» **What you have to do**:
Look for the string "qlcodeapi" in the listing below and copy every line in which it appears.

» **Materials provided**:
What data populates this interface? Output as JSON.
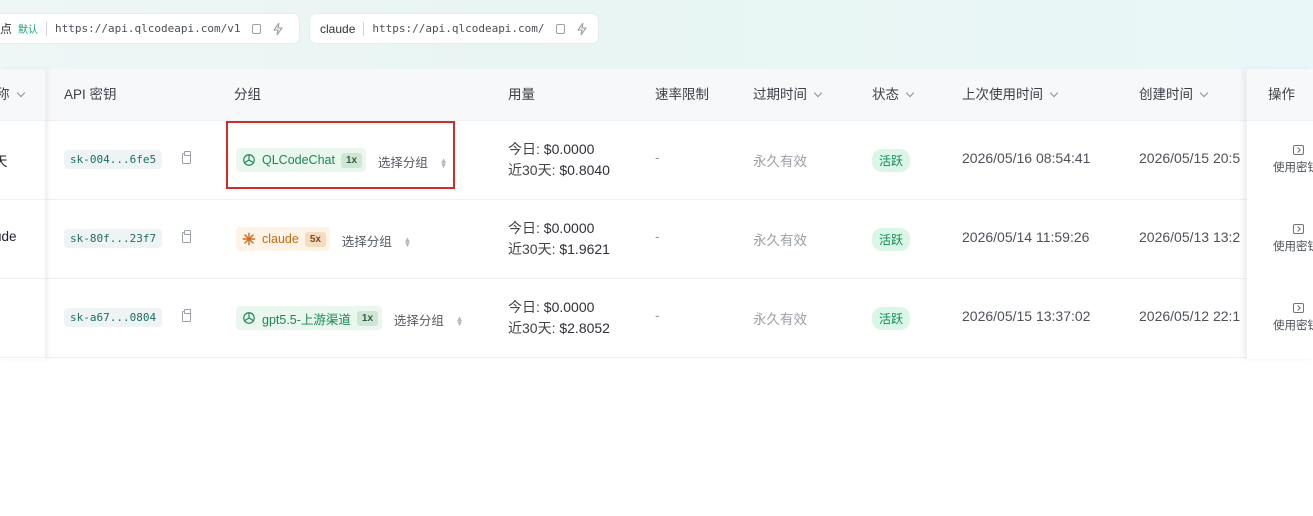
{
  "endpoints": [
    {
      "name_fragment": "点",
      "default_label": "默认",
      "url": "https://api.qlcodeapi.com/v1"
    },
    {
      "name": "claude",
      "url": "https://api.qlcodeapi.com/"
    }
  ],
  "table": {
    "headers": {
      "name_fragment": "称",
      "api_key": "API 密钥",
      "group": "分组",
      "usage": "用量",
      "rate_limit": "速率限制",
      "expire": "过期时间",
      "status": "状态",
      "last_used": "上次使用时间",
      "created": "创建时间",
      "actions": "操作"
    },
    "rows": [
      {
        "name_fragment": "天",
        "key": "sk-004...6fe5",
        "group_name": "QLCodeChat",
        "group_icon": "openai-icon",
        "multiplier": "1x",
        "select_label": "选择分组",
        "today_label": "今日:",
        "today_value": "$0.0000",
        "month_label": "近30天:",
        "month_value": "$0.8040",
        "rate_limit": "-",
        "expire": "永久有效",
        "status": "活跃",
        "last_used": "2026/05/16 08:54:41",
        "created": "2026/05/15 20:5",
        "action_label": "使用密钥"
      },
      {
        "name_fragment": "ude",
        "key": "sk-80f...23f7",
        "group_name": "claude",
        "group_icon": "claude-icon",
        "multiplier": "5x",
        "select_label": "选择分组",
        "today_label": "今日:",
        "today_value": "$0.0000",
        "month_label": "近30天:",
        "month_value": "$1.9621",
        "rate_limit": "-",
        "expire": "永久有效",
        "status": "活跃",
        "last_used": "2026/05/14 11:59:26",
        "created": "2026/05/13 13:2",
        "action_label": "使用密钥"
      },
      {
        "name_fragment": "",
        "key": "sk-a67...0804",
        "group_name": "gpt5.5-上游渠道",
        "group_icon": "openai-icon",
        "multiplier": "1x",
        "select_label": "选择分组",
        "today_label": "今日:",
        "today_value": "$0.0000",
        "month_label": "近30天:",
        "month_value": "$2.8052",
        "rate_limit": "-",
        "expire": "永久有效",
        "status": "活跃",
        "last_used": "2026/05/15 13:37:02",
        "created": "2026/05/12 22:1",
        "action_label": "使用密钥"
      }
    ]
  },
  "colors": {
    "accent": "#1aa37a",
    "status_bg": "#d9f6e6",
    "highlight": "#d42a2a"
  }
}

» **Task solution**:
      "url": "https://api.qlcodeapi.com/v1"
      "url": "https://api.qlcodeapi.com/"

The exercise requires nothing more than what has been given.